Required action:
In the data below, find every line with the string "Adriano" and pull it out.

START Working data

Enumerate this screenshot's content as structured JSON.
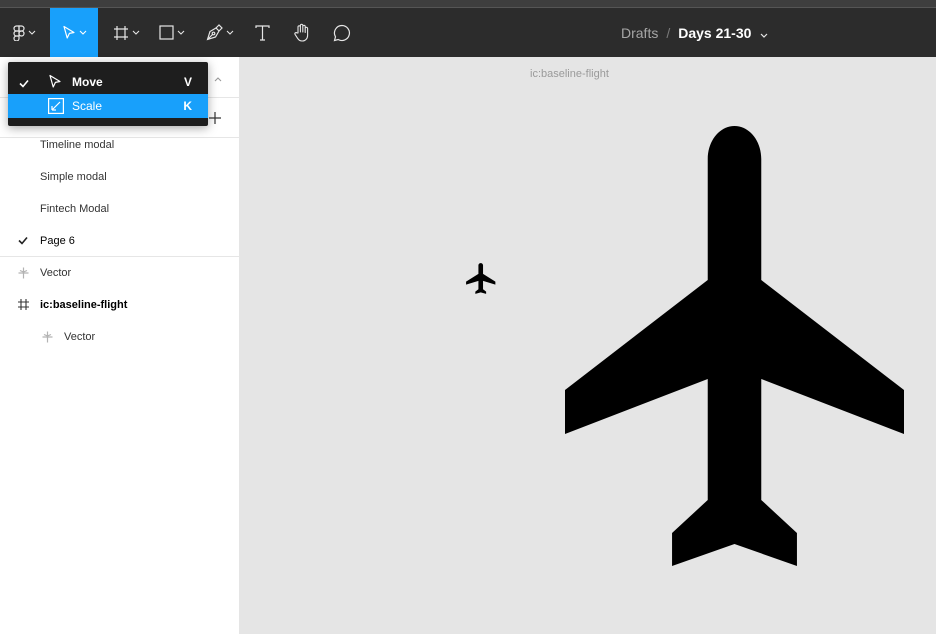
{
  "toolbar": {
    "tools": [
      {
        "icon": "figma-main-menu-icon"
      },
      {
        "icon": "move-tool-icon",
        "active": true
      },
      {
        "icon": "frame-tool-icon"
      },
      {
        "icon": "rectangle-tool-icon"
      },
      {
        "icon": "pen-tool-icon"
      },
      {
        "icon": "text-tool-icon"
      },
      {
        "icon": "hand-tool-icon"
      },
      {
        "icon": "comment-tool-icon"
      }
    ],
    "breadcrumb": {
      "parent": "Drafts",
      "separator": "/",
      "current": "Days 21-30"
    }
  },
  "dropdown": {
    "items": [
      {
        "label": "Move",
        "shortcut": "V",
        "checked": true,
        "icon": "move-arrow-icon"
      },
      {
        "label": "Scale",
        "shortcut": "K",
        "checked": false,
        "highlighted": true,
        "icon": "scale-icon"
      }
    ]
  },
  "pages": [
    {
      "label": "Timeline modal"
    },
    {
      "label": "Simple modal"
    },
    {
      "label": "Fintech Modal"
    },
    {
      "label": "Page 6",
      "current": true
    }
  ],
  "layers": [
    {
      "label": "Vector",
      "icon": "vector-icon"
    },
    {
      "label": "ic:baseline-flight",
      "icon": "frame-icon"
    },
    {
      "label": "Vector",
      "icon": "vector-icon"
    }
  ],
  "canvas": {
    "frame_label": "ic:baseline-flight"
  },
  "colors": {
    "accent": "#18a0fb",
    "toolbar_bg": "#2c2c2c",
    "canvas_bg": "#e5e5e5",
    "menu_bg": "#1e1e1e"
  }
}
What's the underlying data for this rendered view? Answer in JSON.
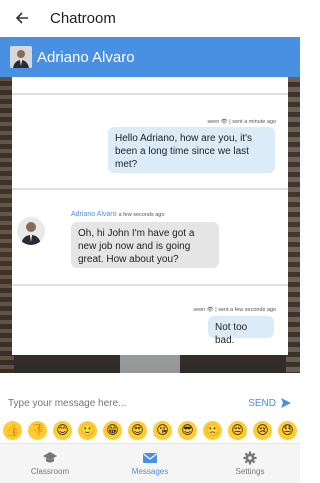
{
  "app": {
    "title": "Chatroom"
  },
  "chat": {
    "contact_name": "Adriano Alvaro"
  },
  "messages": [
    {
      "direction": "out",
      "meta": "seen 👁 | sent a minute ago",
      "text": "Hello Adriano, how are you, it's been a long time since we last met?"
    },
    {
      "direction": "in",
      "sender": "Adriano Alvaro",
      "ago": "a few seconds ago",
      "text": "Oh, hi John I'm have got a new job now and is going great. How about you?"
    },
    {
      "direction": "out",
      "meta": "seen 👁 | sent a few seconds ago",
      "text": "Not too bad."
    }
  ],
  "composer": {
    "placeholder": "Type your message here...",
    "send_label": "SEND"
  },
  "emojis": [
    "👍",
    "👎",
    "😊",
    "🙂",
    "😁",
    "😍",
    "😘",
    "😎",
    "🙁",
    "😔",
    "😢",
    "😓"
  ],
  "nav": [
    {
      "label": "Classroom",
      "icon": "graduation-cap-icon",
      "active": false
    },
    {
      "label": "Messages",
      "icon": "envelope-icon",
      "active": true
    },
    {
      "label": "Settings",
      "icon": "gear-icon",
      "active": false
    }
  ],
  "colors": {
    "primary": "#4a90e2",
    "outgoing_bubble": "#dcebf8",
    "incoming_bubble": "#e5e5e5"
  }
}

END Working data

Expected output:
    "contact_name": "Adriano Alvaro"
      "text": "Hello Adriano, how are you, it's been a long time since we last met?"
      "sender": "Adriano Alvaro",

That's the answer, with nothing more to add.